In a fast-and-furious few seconds, high-flying cliff divers flip, twist, and slice feet first into the water—all while hurtling through the air at speeds of 50 mph or more. Similar to flying a plane, a successful takeoff (divers push out as far as possible to clear the rocks) and landing (pencil-straight to avoid serious injury upon impact) are critical, particularly when hurling oneself off the cliff equivalent of an eight-story building. Even perfectly executed entries into the water send shockwaves through the body, and the slightest mistake could shatter a foot, ankle, or back.
Elite cliff diving competitions feature off-the-cliff events, platform dives, or both from heights of 88.5 feet. Off the coast of Sao Miguel, the largest island of Portugal’s Azores archipelago, cliff divers stand directly on top of a rocky islet tower before freefalling down to the surface of the North Atlantic. While jumping into swimming holes from much lower cliffs is a popular recreational sport, too, any jump from a height is inherently dangerous. Follow posted signs and use common sense before taking the plunge into any river, lake, or other natural pool.

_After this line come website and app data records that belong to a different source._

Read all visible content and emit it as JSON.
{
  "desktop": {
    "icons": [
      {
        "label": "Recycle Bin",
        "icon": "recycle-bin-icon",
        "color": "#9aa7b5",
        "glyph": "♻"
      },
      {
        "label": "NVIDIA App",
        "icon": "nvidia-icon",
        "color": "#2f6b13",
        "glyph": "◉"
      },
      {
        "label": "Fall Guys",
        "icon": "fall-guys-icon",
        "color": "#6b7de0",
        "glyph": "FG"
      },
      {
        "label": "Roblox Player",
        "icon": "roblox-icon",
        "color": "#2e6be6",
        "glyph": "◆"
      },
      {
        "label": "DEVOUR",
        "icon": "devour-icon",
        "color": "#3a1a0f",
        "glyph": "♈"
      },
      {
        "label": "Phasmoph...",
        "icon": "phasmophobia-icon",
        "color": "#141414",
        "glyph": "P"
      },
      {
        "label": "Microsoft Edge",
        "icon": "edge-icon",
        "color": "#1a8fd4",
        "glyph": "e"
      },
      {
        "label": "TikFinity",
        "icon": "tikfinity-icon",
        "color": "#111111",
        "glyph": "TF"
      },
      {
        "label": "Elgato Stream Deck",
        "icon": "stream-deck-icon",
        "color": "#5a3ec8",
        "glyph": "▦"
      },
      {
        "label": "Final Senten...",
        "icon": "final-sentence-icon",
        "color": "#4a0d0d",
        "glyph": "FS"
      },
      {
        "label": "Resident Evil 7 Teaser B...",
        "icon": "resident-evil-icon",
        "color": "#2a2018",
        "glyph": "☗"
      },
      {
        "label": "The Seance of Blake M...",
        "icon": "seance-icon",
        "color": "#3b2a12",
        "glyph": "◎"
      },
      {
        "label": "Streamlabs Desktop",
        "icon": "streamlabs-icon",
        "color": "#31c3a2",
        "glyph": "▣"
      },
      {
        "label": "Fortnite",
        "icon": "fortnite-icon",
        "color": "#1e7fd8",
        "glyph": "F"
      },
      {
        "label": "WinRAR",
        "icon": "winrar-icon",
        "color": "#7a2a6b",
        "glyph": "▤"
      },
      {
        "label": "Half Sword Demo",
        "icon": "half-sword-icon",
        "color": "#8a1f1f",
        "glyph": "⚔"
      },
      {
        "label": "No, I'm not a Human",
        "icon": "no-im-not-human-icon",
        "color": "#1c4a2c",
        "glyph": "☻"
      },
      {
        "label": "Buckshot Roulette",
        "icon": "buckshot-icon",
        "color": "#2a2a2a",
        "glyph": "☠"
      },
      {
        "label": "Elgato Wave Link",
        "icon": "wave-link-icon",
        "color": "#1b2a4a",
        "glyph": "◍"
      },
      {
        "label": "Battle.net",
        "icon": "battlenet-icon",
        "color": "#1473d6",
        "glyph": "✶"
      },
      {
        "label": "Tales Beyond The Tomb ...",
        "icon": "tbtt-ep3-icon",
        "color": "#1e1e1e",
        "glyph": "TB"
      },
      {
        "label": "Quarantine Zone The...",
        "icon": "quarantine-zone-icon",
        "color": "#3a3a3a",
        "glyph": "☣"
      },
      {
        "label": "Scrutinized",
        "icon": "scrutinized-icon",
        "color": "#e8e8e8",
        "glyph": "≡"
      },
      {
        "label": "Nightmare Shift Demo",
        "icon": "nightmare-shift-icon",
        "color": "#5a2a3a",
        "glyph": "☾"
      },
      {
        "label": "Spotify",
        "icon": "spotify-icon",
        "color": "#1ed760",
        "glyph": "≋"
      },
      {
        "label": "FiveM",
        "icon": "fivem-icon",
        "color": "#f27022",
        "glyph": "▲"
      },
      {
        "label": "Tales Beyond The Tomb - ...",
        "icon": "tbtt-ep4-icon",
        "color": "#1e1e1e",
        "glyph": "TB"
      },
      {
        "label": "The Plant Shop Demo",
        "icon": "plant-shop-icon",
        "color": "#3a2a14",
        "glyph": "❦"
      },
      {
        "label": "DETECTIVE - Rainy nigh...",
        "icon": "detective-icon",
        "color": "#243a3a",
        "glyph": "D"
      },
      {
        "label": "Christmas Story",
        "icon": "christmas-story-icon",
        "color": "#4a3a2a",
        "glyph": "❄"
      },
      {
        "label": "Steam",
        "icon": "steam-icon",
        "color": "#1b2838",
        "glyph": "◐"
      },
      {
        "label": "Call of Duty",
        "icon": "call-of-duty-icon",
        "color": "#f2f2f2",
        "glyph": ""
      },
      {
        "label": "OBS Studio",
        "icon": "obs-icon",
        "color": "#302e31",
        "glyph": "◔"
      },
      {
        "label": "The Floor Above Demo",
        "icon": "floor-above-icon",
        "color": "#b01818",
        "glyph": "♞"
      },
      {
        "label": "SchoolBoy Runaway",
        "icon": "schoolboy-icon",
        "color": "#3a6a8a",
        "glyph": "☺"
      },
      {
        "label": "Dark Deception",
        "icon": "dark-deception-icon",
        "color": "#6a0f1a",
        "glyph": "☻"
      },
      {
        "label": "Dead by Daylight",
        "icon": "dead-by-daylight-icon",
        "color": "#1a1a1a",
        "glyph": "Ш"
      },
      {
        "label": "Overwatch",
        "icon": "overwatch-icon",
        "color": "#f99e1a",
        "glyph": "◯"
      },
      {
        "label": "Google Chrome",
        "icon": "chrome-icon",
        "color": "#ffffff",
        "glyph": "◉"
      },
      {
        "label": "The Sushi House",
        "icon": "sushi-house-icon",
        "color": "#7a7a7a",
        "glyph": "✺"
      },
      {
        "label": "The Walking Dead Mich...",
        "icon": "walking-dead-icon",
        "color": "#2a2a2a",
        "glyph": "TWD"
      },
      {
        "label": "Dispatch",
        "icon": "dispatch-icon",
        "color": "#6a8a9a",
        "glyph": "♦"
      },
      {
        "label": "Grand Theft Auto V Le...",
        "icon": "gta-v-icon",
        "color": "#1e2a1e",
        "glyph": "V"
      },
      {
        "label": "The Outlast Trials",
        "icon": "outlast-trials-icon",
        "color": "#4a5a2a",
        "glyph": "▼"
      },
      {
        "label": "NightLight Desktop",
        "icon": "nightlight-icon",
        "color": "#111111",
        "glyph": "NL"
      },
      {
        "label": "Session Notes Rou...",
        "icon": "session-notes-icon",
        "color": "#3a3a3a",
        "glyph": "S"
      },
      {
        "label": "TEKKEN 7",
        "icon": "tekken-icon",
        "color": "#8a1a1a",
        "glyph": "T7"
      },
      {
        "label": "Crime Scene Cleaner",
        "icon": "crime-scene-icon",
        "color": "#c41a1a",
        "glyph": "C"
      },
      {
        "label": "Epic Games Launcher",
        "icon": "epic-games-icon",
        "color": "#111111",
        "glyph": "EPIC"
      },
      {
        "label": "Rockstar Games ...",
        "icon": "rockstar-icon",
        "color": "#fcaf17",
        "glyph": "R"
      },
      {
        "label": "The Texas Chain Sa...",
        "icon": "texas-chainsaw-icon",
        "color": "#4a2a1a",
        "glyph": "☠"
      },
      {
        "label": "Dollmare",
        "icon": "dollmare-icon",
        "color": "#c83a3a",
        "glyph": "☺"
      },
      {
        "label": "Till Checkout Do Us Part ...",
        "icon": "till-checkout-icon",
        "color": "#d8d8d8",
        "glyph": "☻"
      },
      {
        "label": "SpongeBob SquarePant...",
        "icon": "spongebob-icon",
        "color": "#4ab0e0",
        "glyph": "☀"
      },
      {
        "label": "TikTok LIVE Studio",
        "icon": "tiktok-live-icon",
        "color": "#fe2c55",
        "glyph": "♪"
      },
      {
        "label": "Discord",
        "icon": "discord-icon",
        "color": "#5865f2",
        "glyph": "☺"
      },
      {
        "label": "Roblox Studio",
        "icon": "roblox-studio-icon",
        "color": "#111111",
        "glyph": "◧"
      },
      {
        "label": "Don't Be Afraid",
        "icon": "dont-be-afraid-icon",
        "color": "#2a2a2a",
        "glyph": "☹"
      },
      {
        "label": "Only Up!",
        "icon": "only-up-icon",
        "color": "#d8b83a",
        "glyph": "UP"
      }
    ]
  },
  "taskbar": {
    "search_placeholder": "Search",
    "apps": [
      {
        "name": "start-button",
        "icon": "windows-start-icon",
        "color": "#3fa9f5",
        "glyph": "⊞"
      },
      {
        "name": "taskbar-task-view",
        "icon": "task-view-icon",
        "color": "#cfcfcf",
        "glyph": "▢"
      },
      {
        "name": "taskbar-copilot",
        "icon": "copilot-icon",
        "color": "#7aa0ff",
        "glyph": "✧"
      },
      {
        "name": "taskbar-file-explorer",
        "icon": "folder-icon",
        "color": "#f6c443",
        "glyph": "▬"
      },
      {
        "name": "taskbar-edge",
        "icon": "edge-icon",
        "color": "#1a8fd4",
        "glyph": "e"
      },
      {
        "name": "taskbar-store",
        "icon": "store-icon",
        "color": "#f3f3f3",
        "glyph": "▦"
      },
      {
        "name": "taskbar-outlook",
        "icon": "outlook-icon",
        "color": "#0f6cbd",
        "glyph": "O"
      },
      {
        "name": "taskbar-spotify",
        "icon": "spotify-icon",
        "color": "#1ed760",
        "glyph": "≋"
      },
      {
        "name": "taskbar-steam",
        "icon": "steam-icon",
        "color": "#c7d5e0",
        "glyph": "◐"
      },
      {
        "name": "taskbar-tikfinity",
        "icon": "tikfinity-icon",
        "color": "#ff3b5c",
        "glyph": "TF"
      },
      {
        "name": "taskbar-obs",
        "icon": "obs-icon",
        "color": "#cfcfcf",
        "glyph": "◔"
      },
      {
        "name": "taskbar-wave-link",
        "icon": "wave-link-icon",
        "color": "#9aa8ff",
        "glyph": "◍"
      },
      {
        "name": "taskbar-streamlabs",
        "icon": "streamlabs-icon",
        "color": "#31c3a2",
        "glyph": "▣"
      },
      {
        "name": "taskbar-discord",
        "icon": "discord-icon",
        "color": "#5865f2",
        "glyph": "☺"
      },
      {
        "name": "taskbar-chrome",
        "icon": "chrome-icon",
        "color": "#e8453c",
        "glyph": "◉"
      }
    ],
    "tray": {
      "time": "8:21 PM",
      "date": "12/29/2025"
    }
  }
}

Platform Cliff Diving
On Inis Mor, the largest of Ireland’s three Aran Islands, there’s no room for error when diving off a platform into Poll na bPeist, a naturally occurring limestone pool known to extreme cliff divers as the “Serpent’s Lair” or “Wormhole.” Brisk ocean water flows in and out of the rectangular pool in a continuous cycle. The fluctuating water levels means that divers need to precisely time their dives to avoid landing in shallow water. Before stepping out onto the platform, which juts out from a cliff 88.5 feet above the Wormhole, divers could use a chronograph (stopwatch) function on a watch to time the ebb and flow, helping estimate the optimal moment to launch from the platform.
One of the world’s most dazzling platform cliff diving events, Infinite Drop, is typically staged annually in Agios Nikolaos, a postcard-perfect coastal town on Crete, the largest island in Greece. World-class high divers somersault and spin from a 65-foot-high diving platform erected on the rocky cliffs above Lake Voulismeni. The event includes solo and synchronized team diving competitions, and a chance for kids to learn high-diving basics from a kid-friendly, eight-foot-high board.